#### The input

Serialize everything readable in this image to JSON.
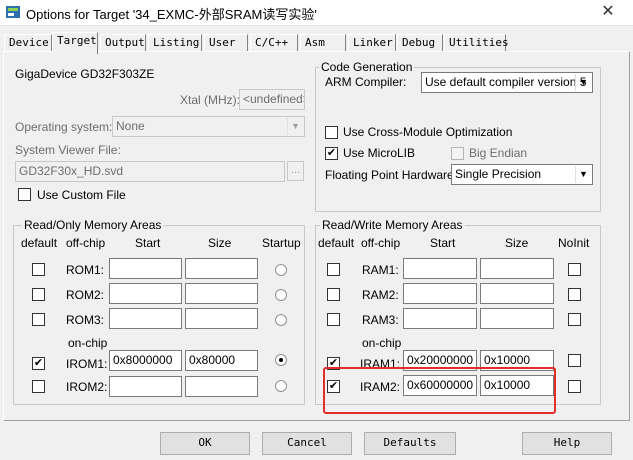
{
  "window": {
    "title": "Options for Target '34_EXMC-外部SRAM读写实验'"
  },
  "tabs": [
    "Device",
    "Target",
    "Output",
    "Listing",
    "User",
    "C/C++",
    "Asm",
    "Linker",
    "Debug",
    "Utilities"
  ],
  "device": {
    "name": "GigaDevice GD32F303ZE",
    "xtal_label": "Xtal (MHz):",
    "xtal_value": "<undefined>",
    "os_label": "Operating system:",
    "os_value": "None",
    "svf_label": "System Viewer File:",
    "svf_value": "GD32F30x_HD.svd",
    "browse_label": "...",
    "custom_file_label": "Use Custom File"
  },
  "codegen": {
    "title": "Code Generation",
    "compiler_label": "ARM Compiler:",
    "compiler_value": "Use default compiler version 5",
    "cross_module_label": "Use Cross-Module Optimization",
    "microlib_label": "Use MicroLIB",
    "big_endian_label": "Big Endian",
    "fpu_label": "Floating Point Hardware:",
    "fpu_value": "Single Precision"
  },
  "rom": {
    "title": "Read/Only Memory Areas",
    "col_default": "default",
    "col_offchip": "off-chip",
    "col_start": "Start",
    "col_size": "Size",
    "col_startup": "Startup",
    "onchip_label": "on-chip",
    "rows": [
      {
        "label": "ROM1:",
        "start": "",
        "size": ""
      },
      {
        "label": "ROM2:",
        "start": "",
        "size": ""
      },
      {
        "label": "ROM3:",
        "start": "",
        "size": ""
      },
      {
        "label": "IROM1:",
        "start": "0x8000000",
        "size": "0x80000"
      },
      {
        "label": "IROM2:",
        "start": "",
        "size": ""
      }
    ]
  },
  "ram": {
    "title": "Read/Write Memory Areas",
    "col_default": "default",
    "col_offchip": "off-chip",
    "col_start": "Start",
    "col_size": "Size",
    "col_noinit": "NoInit",
    "onchip_label": "on-chip",
    "rows": [
      {
        "label": "RAM1:",
        "start": "",
        "size": ""
      },
      {
        "label": "RAM2:",
        "start": "",
        "size": ""
      },
      {
        "label": "RAM3:",
        "start": "",
        "size": ""
      },
      {
        "label": "IRAM1:",
        "start": "0x20000000",
        "size": "0x10000"
      },
      {
        "label": "IRAM2:",
        "start": "0x60000000",
        "size": "0x10000"
      }
    ]
  },
  "buttons": {
    "ok": "OK",
    "cancel": "Cancel",
    "defaults": "Defaults",
    "help": "Help"
  },
  "colors": {
    "highlight": "#e0302a",
    "background": "#f0f0f0"
  }
}
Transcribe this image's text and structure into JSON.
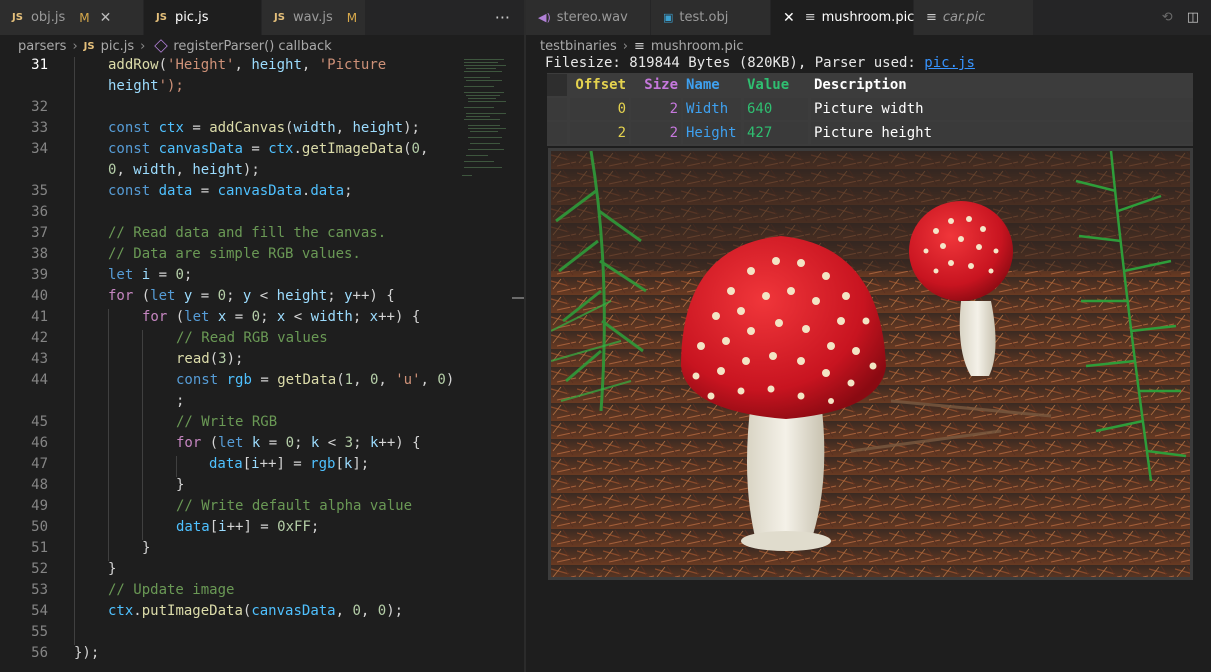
{
  "left_tabs": [
    {
      "label": "obj.js",
      "badge": "M",
      "active": false,
      "close": true
    },
    {
      "label": "pic.js",
      "badge": "",
      "active": true,
      "close": false
    },
    {
      "label": "wav.js",
      "badge": "M",
      "active": false,
      "close": false
    }
  ],
  "left_more": "···",
  "left_breadcrumb": {
    "folder": "parsers",
    "file": "pic.js",
    "symbol": "registerParser() callback"
  },
  "editor": {
    "current_line": 31,
    "line_numbers": [
      "31",
      "32",
      "33",
      "34",
      "35",
      "36",
      "37",
      "38",
      "39",
      "40",
      "41",
      "42",
      "43",
      "44",
      "45",
      "46",
      "47",
      "48",
      "49",
      "50",
      "51",
      "52",
      "53",
      "54",
      "55",
      "56"
    ],
    "code": [
      "addRow('Height', height, 'Picture",
      "height');",
      "const ctx = addCanvas(width, height);",
      "const canvasData = ctx.getImageData(0,",
      "0, width, height);",
      "const data = canvasData.data;",
      "// Read data and fill the canvas.",
      "// Data are simple RGB values.",
      "let i = 0;",
      "for (let y = 0; y < height; y++) {",
      "for (let x = 0; x < width; x++) {",
      "// Read RGB values",
      "read(3);",
      "const rgb = getData(1, 0, 'u', 0)",
      ";",
      "// Write RGB",
      "for (let k = 0; k < 3; k++) {",
      "data[i++] = rgb[k];",
      "}",
      "// Write default alpha value",
      "data[i++] = 0xFF;",
      "}",
      "}",
      "// Update image",
      "ctx.putImageData(canvasData, 0, 0);",
      "});"
    ]
  },
  "right_tabs": [
    {
      "label": "stereo.wav",
      "icon": "audio-file-icon",
      "active": false,
      "italic": false,
      "close": false
    },
    {
      "label": "test.obj",
      "icon": "object-file-icon",
      "active": false,
      "italic": false,
      "close": false
    },
    {
      "label": "mushroom.pic",
      "icon": "document-icon",
      "active": true,
      "italic": false,
      "close": true
    },
    {
      "label": "car.pic",
      "icon": "document-icon",
      "active": false,
      "italic": true,
      "close": false
    }
  ],
  "right_breadcrumb": {
    "folder": "testbinaries",
    "file": "mushroom.pic"
  },
  "fileinfo": {
    "prefix": "Filesize: 819844 Bytes (820KB), Parser used: ",
    "parser": "pic.js"
  },
  "table": {
    "headers": {
      "offset": "Offset",
      "size": "Size",
      "name": "Name",
      "value": "Value",
      "description": "Description"
    },
    "rows": [
      {
        "offset": "0",
        "size": "2",
        "name": "Width",
        "value": "640",
        "description": "Picture width"
      },
      {
        "offset": "2",
        "size": "2",
        "name": "Height",
        "value": "427",
        "description": "Picture height"
      }
    ]
  },
  "colors": {
    "offset": "#e5d34f",
    "size": "#c678dd",
    "name": "#3ea0ef",
    "value": "#2fbf71",
    "link": "#3794ff",
    "keyword": "#569cd6",
    "comment": "#6a9955"
  }
}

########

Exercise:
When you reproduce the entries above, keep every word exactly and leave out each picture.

Task result:
Serialize everything readable in this image to JSON.
{
  "window": {
    "title": "Options for Target '34_EXMC-外部SRAM读写实验'"
  },
  "tabs": [
    "Device",
    "Target",
    "Output",
    "Listing",
    "User",
    "C/C++",
    "Asm",
    "Linker",
    "Debug",
    "Utilities"
  ],
  "device": {
    "name": "GigaDevice GD32F303ZE",
    "xtal_label": "Xtal (MHz):",
    "xtal_value": "<undefined>",
    "os_label": "Operating system:",
    "os_value": "None",
    "svf_label": "System Viewer File:",
    "svf_value": "GD32F30x_HD.svd",
    "browse_label": "...",
    "custom_file_label": "Use Custom File"
  },
  "codegen": {
    "title": "Code Generation",
    "compiler_label": "ARM Compiler:",
    "compiler_value": "Use default compiler version 5",
    "cross_module_label": "Use Cross-Module Optimization",
    "microlib_label": "Use MicroLIB",
    "big_endian_label": "Big Endian",
    "fpu_label": "Floating Point Hardware:",
    "fpu_value": "Single Precision"
  },
  "rom": {
    "title": "Read/Only Memory Areas",
    "col_default": "default",
    "col_offchip": "off-chip",
    "col_start": "Start",
    "col_size": "Size",
    "col_startup": "Startup",
    "onchip_label": "on-chip",
    "rows": [
      {
        "label": "ROM1:",
        "start": "",
        "size": ""
      },
      {
        "label": "ROM2:",
        "start": "",
        "size": ""
      },
      {
        "label": "ROM3:",
        "start": "",
        "size": ""
      },
      {
        "label": "IROM1:",
        "start": "0x8000000",
        "size": "0x80000"
      },
      {
        "label": "IROM2:",
        "start": "",
        "size": ""
      }
    ]
  },
  "ram": {
    "title": "Read/Write Memory Areas",
    "col_default": "default",
    "col_offchip": "off-chip",
    "col_start": "Start",
    "col_size": "Size",
    "col_noinit": "NoInit",
    "onchip_label": "on-chip",
    "rows": [
      {
        "label": "RAM1:",
        "start": "",
        "size": ""
      },
      {
        "label": "RAM2:",
        "start": "",
        "size": ""
      },
      {
        "label": "RAM3:",
        "start": "",
        "size": ""
      },
      {
        "label": "IRAM1:",
        "start": "0x20000000",
        "size": "0x10000"
      },
      {
        "label": "IRAM2:",
        "start": "0x60000000",
        "size": "0x10000"
      }
    ]
  },
  "buttons": {
    "ok": "OK",
    "cancel": "Cancel",
    "defaults": "Defaults",
    "help": "Help"
  },
  "colors": {
    "highlight": "#e0302a",
    "background": "#f0f0f0"
  }
}
Transcribe this image's text and structure into JSON.
{
  "left_tabs": [
    {
      "label": "obj.js",
      "badge": "M",
      "active": false,
      "close": true
    },
    {
      "label": "pic.js",
      "badge": "",
      "active": true,
      "close": false
    },
    {
      "label": "wav.js",
      "badge": "M",
      "active": false,
      "close": false
    }
  ],
  "left_more": "···",
  "left_breadcrumb": {
    "folder": "parsers",
    "file": "pic.js",
    "symbol": "registerParser() callback"
  },
  "editor": {
    "current_line": 31,
    "line_numbers": [
      "31",
      "32",
      "33",
      "34",
      "35",
      "36",
      "37",
      "38",
      "39",
      "40",
      "41",
      "42",
      "43",
      "44",
      "45",
      "46",
      "47",
      "48",
      "49",
      "50",
      "51",
      "52",
      "53",
      "54",
      "55",
      "56"
    ],
    "code": [
      "addRow('Height', height, 'Picture",
      "height');",
      "const ctx = addCanvas(width, height);",
      "const canvasData = ctx.getImageData(0,",
      "0, width, height);",
      "const data = canvasData.data;",
      "// Read data and fill the canvas.",
      "// Data are simple RGB values.",
      "let i = 0;",
      "for (let y = 0; y < height; y++) {",
      "for (let x = 0; x < width; x++) {",
      "// Read RGB values",
      "read(3);",
      "const rgb = getData(1, 0, 'u', 0)",
      ";",
      "// Write RGB",
      "for (let k = 0; k < 3; k++) {",
      "data[i++] = rgb[k];",
      "}",
      "// Write default alpha value",
      "data[i++] = 0xFF;",
      "}",
      "}",
      "// Update image",
      "ctx.putImageData(canvasData, 0, 0);",
      "});"
    ]
  },
  "right_tabs": [
    {
      "label": "stereo.wav",
      "icon": "audio-file-icon",
      "active": false,
      "italic": false,
      "close": false
    },
    {
      "label": "test.obj",
      "icon": "object-file-icon",
      "active": false,
      "italic": false,
      "close": false
    },
    {
      "label": "mushroom.pic",
      "icon": "document-icon",
      "active": true,
      "italic": false,
      "close": true
    },
    {
      "label": "car.pic",
      "icon": "document-icon",
      "active": false,
      "italic": true,
      "close": false
    }
  ],
  "right_breadcrumb": {
    "folder": "testbinaries",
    "file": "mushroom.pic"
  },
  "fileinfo": {
    "prefix": "Filesize: 819844 Bytes (820KB), Parser used: ",
    "parser": "pic.js"
  },
  "table": {
    "headers": {
      "offset": "Offset",
      "size": "Size",
      "name": "Name",
      "value": "Value",
      "description": "Description"
    },
    "rows": [
      {
        "offset": "0",
        "size": "2",
        "name": "Width",
        "value": "640",
        "description": "Picture width"
      },
      {
        "offset": "2",
        "size": "2",
        "name": "Height",
        "value": "427",
        "description": "Picture height"
      }
    ]
  },
  "colors": {
    "offset": "#e5d34f",
    "size": "#c678dd",
    "name": "#3ea0ef",
    "value": "#2fbf71",
    "link": "#3794ff",
    "keyword": "#569cd6",
    "comment": "#6a9955"
  }
}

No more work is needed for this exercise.